There is a matrix of responsibility in tackling the health harm caused by alcohol. Individuals have a degree of responsibility in assessing their own drinking behaviour and deciding whether it will impact their health and wellbeing. However, as a nation we can send clear messages about the fact that alcohol is not an ordinary commodity and certainly should not be available at pocket money prices. Additionally, the government could ensure that supermarkets are not allowed to sell alcohol for under, say, 40p or 50p a unit.”
Last month the British Liver Trust conducted a report, which highlighted how cheap alcohol can be bought for. The Trust found a three litre bottle of 5% cider cost £2.39 (79p per litre), an equivalent of 15.8p a unit. Rogers comments: “Sadly 3p on a litre of cider is going to make little difference to the choice a youngster makes when they think about that night’s ‘binge’”.

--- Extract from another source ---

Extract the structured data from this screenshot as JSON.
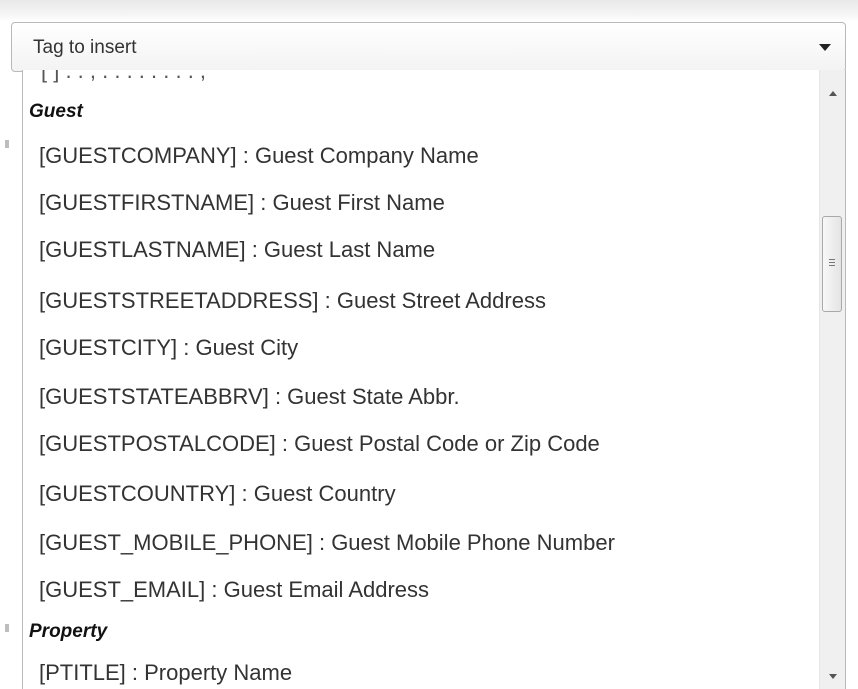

“Alcohol is costing us very dear and it is time society woke up to this fact. It is not just the drinkers typified in the media, it is anyone who exceeds their limits,” added Rogers.
The Trust appreciates that there is a long way to go in encouraging people to drink at safe levels to avoid health problems. Unfortunately, drinking to excess has become part of British culture. Until this mentality changes through a series of measures including price, education, legislation and joined up thinking in government, the harms we are creating will only get worse.
For (pre-budget) considerations on alcohol taxation, compiled by the IAS, click here.